▸ **Information provided**
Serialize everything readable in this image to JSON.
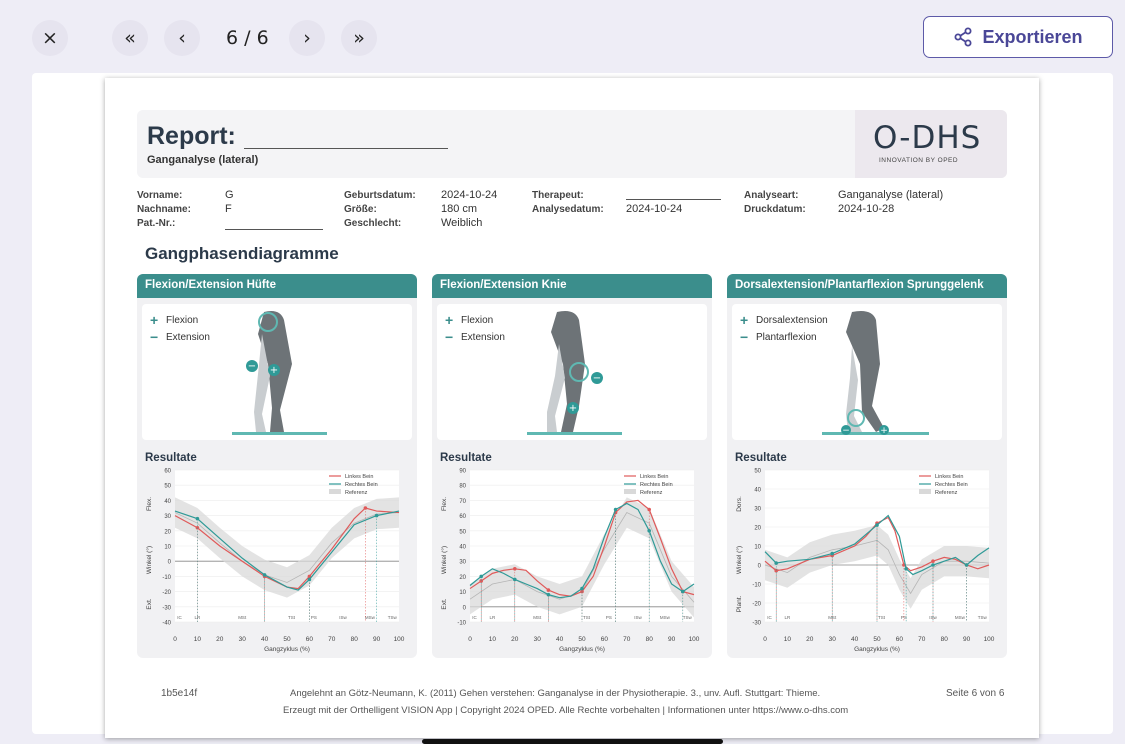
{
  "toolbar": {
    "close": "×",
    "first": "«",
    "prev": "‹",
    "page": "6 / 6",
    "next": "›",
    "last": "»",
    "export_label": "Exportieren"
  },
  "report": {
    "title": "Report:",
    "subtitle": "Ganganalyse (lateral)",
    "logo": "O-DHS",
    "logo_sub": "INNOVATION BY OPED",
    "info": {
      "vorname_label": "Vorname:",
      "vorname": "G",
      "nachname_label": "Nachname:",
      "nachname": "F",
      "patnr_label": "Pat.-Nr.:",
      "geburtsdatum_label": "Geburtsdatum:",
      "geburtsdatum": "2024-10-24",
      "groesse_label": "Größe:",
      "groesse": "180 cm",
      "geschlecht_label": "Geschlecht:",
      "geschlecht": "Weiblich",
      "therapeut_label": "Therapeut:",
      "analysedatum_label": "Analysedatum:",
      "analysedatum": "2024-10-24",
      "analyseart_label": "Analyseart:",
      "analyseart": "Ganganalyse (lateral)",
      "druckdatum_label": "Druckdatum:",
      "druckdatum": "2024-10-28"
    },
    "section_title": "Gangphasendiagramme",
    "resultate": "Resultate",
    "footer": {
      "code": "1b5e14f",
      "reference": "Angelehnt an Götz-Neumann, K. (2011) Gehen verstehen: Ganganalyse in der Physiotherapie. 3., unv. Aufl. Stuttgart: Thieme.",
      "page": "Seite 6 von 6",
      "copyright": "Erzeugt mit der Orthelligent VISION App | Copyright 2024 OPED. Alle Rechte vorbehalten | Informationen unter https://www.o-dhs.com"
    }
  },
  "panels": [
    {
      "title": "Flexion/Extension Hüfte",
      "plus": "Flexion",
      "minus": "Extension"
    },
    {
      "title": "Flexion/Extension Knie",
      "plus": "Flexion",
      "minus": "Extension"
    },
    {
      "title": "Dorsalextension/Plantarflexion Sprunggelenk",
      "plus": "Dorsalextension",
      "minus": "Plantarflexion"
    }
  ],
  "colors": {
    "left": "#e05a5a",
    "right": "#2f9a97",
    "reference": "#d9d9d9",
    "header": "#3b8e8c"
  },
  "chart_data": [
    {
      "type": "line",
      "xlabel": "Gangzyklus (%)",
      "ylabel": "Winkel (°)",
      "ylabel_top": "Flex.",
      "ylabel_bottom": "Ext.",
      "ylim": [
        -40,
        60
      ],
      "yticks": [
        -40,
        -30,
        -20,
        -10,
        0,
        10,
        20,
        30,
        40,
        50,
        60
      ],
      "xlim": [
        0,
        100
      ],
      "xticks": [
        0,
        10,
        20,
        30,
        40,
        50,
        60,
        70,
        80,
        90,
        100
      ],
      "phases": [
        "IC",
        "LR",
        "MSt",
        "TSt",
        "PS",
        "ISw",
        "MSw",
        "TSw"
      ],
      "legend": [
        "Linkes Bein",
        "Rechtes Bein",
        "Referenz"
      ],
      "series": [
        {
          "name": "Linkes Bein",
          "x": [
            0,
            10,
            20,
            30,
            40,
            50,
            55,
            60,
            70,
            80,
            85,
            90,
            100
          ],
          "y": [
            30,
            22,
            10,
            0,
            -10,
            -17,
            -18,
            -10,
            8,
            28,
            35,
            33,
            32
          ]
        },
        {
          "name": "Rechtes Bein",
          "x": [
            0,
            10,
            20,
            30,
            40,
            50,
            55,
            60,
            70,
            80,
            90,
            100
          ],
          "y": [
            33,
            28,
            15,
            2,
            -9,
            -17,
            -19,
            -12,
            6,
            24,
            30,
            33
          ]
        },
        {
          "name": "Referenz",
          "x": [
            0,
            10,
            20,
            30,
            40,
            50,
            60,
            70,
            80,
            90,
            100
          ],
          "y": [
            32,
            25,
            12,
            0,
            -9,
            -14,
            -6,
            12,
            25,
            31,
            32
          ],
          "band": 10
        }
      ]
    },
    {
      "type": "line",
      "xlabel": "Gangzyklus (%)",
      "ylabel": "Winkel (°)",
      "ylabel_top": "Flex.",
      "ylabel_bottom": "Ext.",
      "ylim": [
        -10,
        90
      ],
      "yticks": [
        -10,
        0,
        10,
        20,
        30,
        40,
        50,
        60,
        70,
        80,
        90
      ],
      "xlim": [
        0,
        100
      ],
      "xticks": [
        0,
        10,
        20,
        30,
        40,
        50,
        60,
        70,
        80,
        90,
        100
      ],
      "phases": [
        "IC",
        "LR",
        "MSt",
        "TSt",
        "PS",
        "ISw",
        "MSw",
        "TSw"
      ],
      "legend": [
        "Linkes Bein",
        "Rechtes Bein",
        "Referenz"
      ],
      "series": [
        {
          "name": "Linkes Bein",
          "x": [
            0,
            5,
            10,
            15,
            20,
            25,
            30,
            35,
            40,
            45,
            50,
            55,
            60,
            65,
            70,
            75,
            80,
            85,
            90,
            95,
            100
          ],
          "y": [
            12,
            17,
            22,
            24,
            25,
            24,
            17,
            11,
            8,
            7,
            10,
            20,
            40,
            62,
            69,
            70,
            64,
            45,
            25,
            10,
            8
          ]
        },
        {
          "name": "Rechtes Bein",
          "x": [
            0,
            5,
            10,
            15,
            20,
            25,
            30,
            35,
            40,
            45,
            50,
            55,
            60,
            65,
            70,
            75,
            80,
            85,
            90,
            95,
            100
          ],
          "y": [
            14,
            20,
            25,
            22,
            18,
            15,
            12,
            8,
            6,
            7,
            12,
            25,
            46,
            64,
            68,
            64,
            50,
            30,
            15,
            10,
            15
          ]
        },
        {
          "name": "Referenz",
          "x": [
            0,
            10,
            20,
            30,
            40,
            50,
            60,
            70,
            80,
            90,
            100
          ],
          "y": [
            5,
            15,
            18,
            10,
            5,
            10,
            38,
            62,
            55,
            20,
            3
          ],
          "band": 10
        }
      ]
    },
    {
      "type": "line",
      "xlabel": "Gangzyklus (%)",
      "ylabel": "Winkel (°)",
      "ylabel_top": "Dors.",
      "ylabel_bottom": "Plant.",
      "ylim": [
        -30,
        50
      ],
      "yticks": [
        -30,
        -20,
        -10,
        0,
        10,
        20,
        30,
        40,
        50
      ],
      "xlim": [
        0,
        100
      ],
      "xticks": [
        0,
        10,
        20,
        30,
        40,
        50,
        60,
        70,
        80,
        90,
        100
      ],
      "phases": [
        "IC",
        "LR",
        "MSt",
        "TSt",
        "PS",
        "ISw",
        "MSw",
        "TSw"
      ],
      "legend": [
        "Linkes Bein",
        "Rechtes Bein",
        "Referenz"
      ],
      "series": [
        {
          "name": "Linkes Bein",
          "x": [
            0,
            5,
            10,
            20,
            30,
            40,
            45,
            50,
            55,
            58,
            62,
            65,
            70,
            75,
            80,
            85,
            90,
            95,
            100
          ],
          "y": [
            2,
            -3,
            -2,
            3,
            5,
            10,
            15,
            22,
            25,
            18,
            0,
            -3,
            -1,
            2,
            4,
            3,
            0,
            -2,
            0
          ]
        },
        {
          "name": "Rechtes Bein",
          "x": [
            0,
            5,
            10,
            20,
            30,
            40,
            45,
            50,
            55,
            60,
            63,
            66,
            70,
            75,
            80,
            85,
            90,
            95,
            100
          ],
          "y": [
            7,
            1,
            2,
            3,
            6,
            11,
            16,
            21,
            26,
            15,
            -2,
            -5,
            -3,
            0,
            2,
            4,
            0,
            5,
            9
          ]
        },
        {
          "name": "Referenz",
          "x": [
            0,
            10,
            20,
            30,
            40,
            50,
            55,
            60,
            65,
            70,
            80,
            90,
            100
          ],
          "y": [
            0,
            -4,
            4,
            8,
            10,
            13,
            8,
            -5,
            -15,
            -5,
            2,
            2,
            1
          ],
          "band": 8
        }
      ]
    }
  ]
}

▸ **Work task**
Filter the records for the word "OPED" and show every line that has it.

▸ **Solution**
    "logo_sub": "INNOVATION BY OPED",
      "copyright": "Erzeugt mit der Orthelligent VISION App | Copyright 2024 OPED. Alle Rechte vorbehalten | Informationen unter https://www.o-dhs.com"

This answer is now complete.